I’ve been interested in love for a long time. I’ve written two books with love in the title, I Love a Cop: What Police Families Need to Know and I Love a Fire Fighter: What the Family Needs to Know; plus the Dot Meyerhoff mystery series featuring a semi-autobiographical divorced protagonist who thinks the time people spend on blind dates looking for love would be better spent shoving sticks under each other’s fingernails.

Call me a slow learner. I’ve been married for 42 years to three different men. (Number three, I’m happy to report, is still going strong after 18).

Love comes in many formats, of which romantic love is the most exciting and the most perishable. There’s also the love of family, love of country, love of fill-in-the-blanks (music, dance, books, artichokes, puppies) and the most challenging of all, love of self.

Relationship is different from love. Relationship needs more than candy and cards. Relationship requires intention, emotional regulation, a judicious amount of compromise, the ability to laugh at oneself, and good luck avoiding catastrophic health problems and financial disasters.

Relationships are often at the center of my work with police families as well as at the core of my mysteries. I hope this goes without saying, but police families are just like the rest of us, only a bit more complicated. Relationships are comprised of three parts: you, me, and us. Police families have four parts: you, me, us, and the job. Each part needs care, attention, and respect. Neglect one and there’s trouble ahead.

Marriage and family life are never easy to sustain, regardless of what you or your mate do for a living. There are times, I am sure, when we are all amazed at how two or more separate human beings with different backgrounds, values, communication styles, and biological and sexual needs can form an enduring partnership.

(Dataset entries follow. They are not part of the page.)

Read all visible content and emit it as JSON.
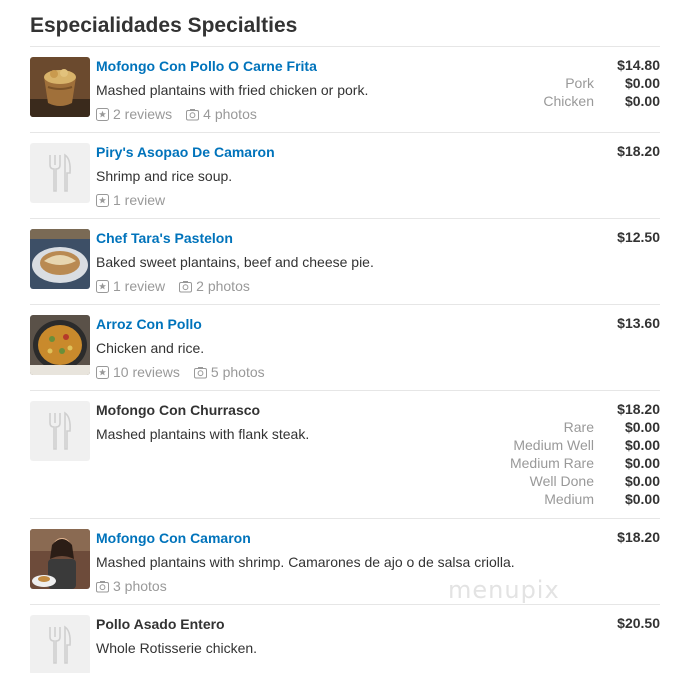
{
  "section": {
    "title": "Especialidades Specialties"
  },
  "watermark": "menupix",
  "items": [
    {
      "name": "Mofongo Con Pollo O Carne Frita",
      "description": "Mashed plantains with fried chicken or pork.",
      "reviews": "2 reviews",
      "photos": "4 photos",
      "base_price": "$14.80",
      "options": [
        {
          "label": "Pork",
          "price": "$0.00"
        },
        {
          "label": "Chicken",
          "price": "$0.00"
        }
      ]
    },
    {
      "name": "Piry's Asopao De Camaron",
      "description": "Shrimp and rice soup.",
      "reviews": "1 review",
      "base_price": "$18.20"
    },
    {
      "name": "Chef Tara's Pastelon",
      "description": "Baked sweet plantains, beef and cheese pie.",
      "reviews": "1 review",
      "photos": "2 photos",
      "base_price": "$12.50"
    },
    {
      "name": "Arroz Con Pollo",
      "description": "Chicken and rice.",
      "reviews": "10 reviews",
      "photos": "5 photos",
      "base_price": "$13.60"
    },
    {
      "name": "Mofongo Con Churrasco",
      "description": "Mashed plantains with flank steak.",
      "base_price": "$18.20",
      "options": [
        {
          "label": "Rare",
          "price": "$0.00"
        },
        {
          "label": "Medium Well",
          "price": "$0.00"
        },
        {
          "label": "Medium Rare",
          "price": "$0.00"
        },
        {
          "label": "Well Done",
          "price": "$0.00"
        },
        {
          "label": "Medium",
          "price": "$0.00"
        }
      ]
    },
    {
      "name": "Mofongo Con Camaron",
      "description": "Mashed plantains with shrimp. Camarones de ajo o de salsa criolla.",
      "photos": "3 photos",
      "base_price": "$18.20"
    },
    {
      "name": "Pollo Asado Entero",
      "description": "Whole Rotisserie chicken.",
      "base_price": "$20.50"
    }
  ]
}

Even those of us who are partnered with someone quite like ourselves recognize we have many irreconcilable differences.

What we bring into our adult relationships from our families of origin and our cultural conditioning in terms of expectations, attitudes, self-esteem, needs, and interpersonal skills is as important an influence on family life as is the work we do. It is true that habits learned at work, particularly police work, can be hazardous to relationships. The skills needed to be a good street cop are frequently at odds with the skills needed to be a good spouse, lover or parent, as are the culture of hyper-masculinity, rugged individualism and the constant exposure to negativity, both on the street and in the organization.

Gottman’s essential advice for boosting positivity in relationships is to respond when your partner makes a bid, obvious or subtle, for your attention. Avoid interactions that are contemptuous, critical, or defensive, and avoid stonewalling (withdrawing physically or emotionally) during a conflict.

One way to think about a relationship is to visualize it as a bank account. When you’re running low on funds with more withdrawals (negative interactions) than deposits (positive interactions), then each successive conflict brings you closer to bankruptcy. All couples fight. But when you make sure there’s a continuous supply of money (positivity) on deposit, the occasional withdrawal won’t break the bank.

I wish all my readers a happy Valentine’s Day, every day of the year.

Chapman, Gary (1995) The Five Love Languages: The Secret to Love that Lasts, Northfield Publishing, Chicago

Gottman, John (1999) The Seven Principles for Making Marriage Work. Crown, New York

Kirschman, E. (2015) Burying Ben: A Dot Meyerhoff Mystery. Oceanview. Sarasota, Florida.